◆ **Your goal**: Once the pictures are removed, reproduce what is left of the data below exactly.

◆ **Exercise data**:
------------------------------------

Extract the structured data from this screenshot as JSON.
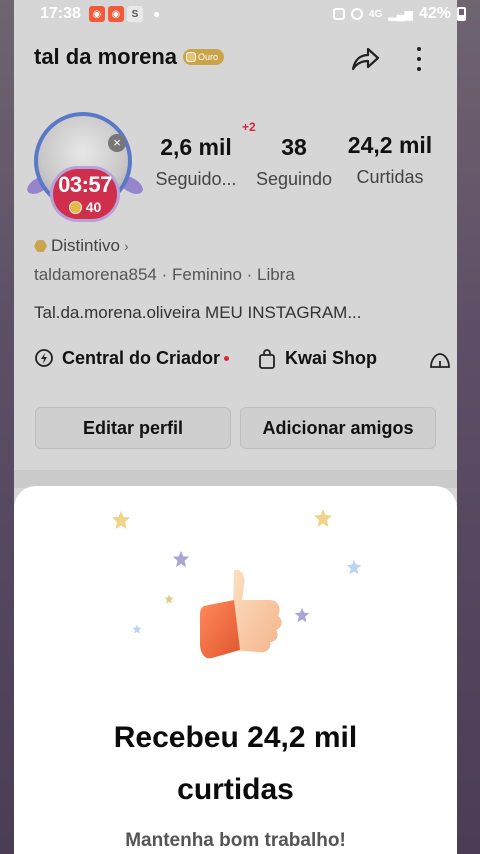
{
  "status_bar": {
    "time": "17:38",
    "battery": "42%",
    "network": "4G"
  },
  "profile": {
    "username": "tal da morena",
    "level_badge": "Ouro",
    "live_timer": "03:57",
    "coins": "40",
    "stats": [
      {
        "value": "2,6 mil",
        "label": "Seguido..."
      },
      {
        "value": "38",
        "label": "Seguindo"
      },
      {
        "value": "24,2 mil",
        "label": "Curtidas"
      }
    ],
    "following_badge": "+2",
    "distintivo_label": "Distintivo",
    "meta": "taldamorena854 · Feminino · Libra",
    "bio": "Tal.da.morena.oliveira MEU INSTAGRAM...",
    "links": [
      {
        "label": "Central do Criador",
        "icon": "lightning-icon"
      },
      {
        "label": "Kwai Shop",
        "icon": "shopping-bag-icon"
      }
    ],
    "buttons": {
      "edit": "Editar perfil",
      "add_friends": "Adicionar amigos"
    }
  },
  "sheet": {
    "title_line1": "Recebeu 24,2 mil",
    "title_line2": "curtidas",
    "subtitle": "Mantenha bom trabalho!",
    "icon": "thumbs-up-icon"
  },
  "colors": {
    "accent_red": "#d8243b",
    "live_pill": "#cf2f4c",
    "gold": "#c9a44a"
  }
}
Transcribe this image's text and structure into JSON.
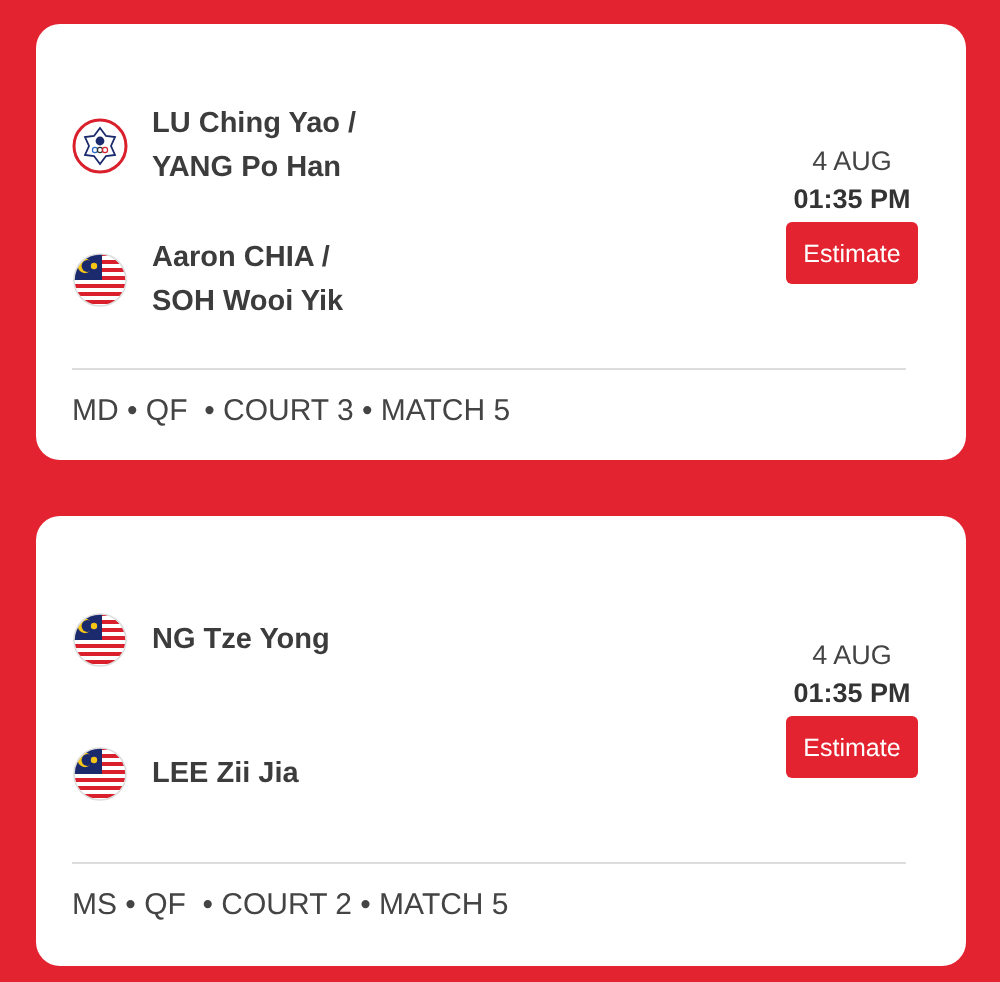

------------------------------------

◆ **Answer for this exercise**:
Extract the structured data from this screenshot as JSON.
{
  "status_bar": {
    "time": "17:38",
    "battery": "42%",
    "network": "4G"
  },
  "profile": {
    "username": "tal da morena",
    "level_badge": "Ouro",
    "live_timer": "03:57",
    "coins": "40",
    "stats": [
      {
        "value": "2,6 mil",
        "label": "Seguido..."
      },
      {
        "value": "38",
        "label": "Seguindo"
      },
      {
        "value": "24,2 mil",
        "label": "Curtidas"
      }
    ],
    "following_badge": "+2",
    "distintivo_label": "Distintivo",
    "meta": "taldamorena854 · Feminino · Libra",
    "bio": "Tal.da.morena.oliveira MEU INSTAGRAM...",
    "links": [
      {
        "label": "Central do Criador",
        "icon": "lightning-icon"
      },
      {
        "label": "Kwai Shop",
        "icon": "shopping-bag-icon"
      }
    ],
    "buttons": {
      "edit": "Editar perfil",
      "add_friends": "Adicionar amigos"
    }
  },
  "sheet": {
    "title_line1": "Recebeu 24,2 mil",
    "title_line2": "curtidas",
    "subtitle": "Mantenha bom trabalho!",
    "icon": "thumbs-up-icon"
  },
  "colors": {
    "accent_red": "#d8243b",
    "live_pill": "#cf2f4c",
    "gold": "#c9a44a"
  }
}
Transcribe this image's text and structure into JSON.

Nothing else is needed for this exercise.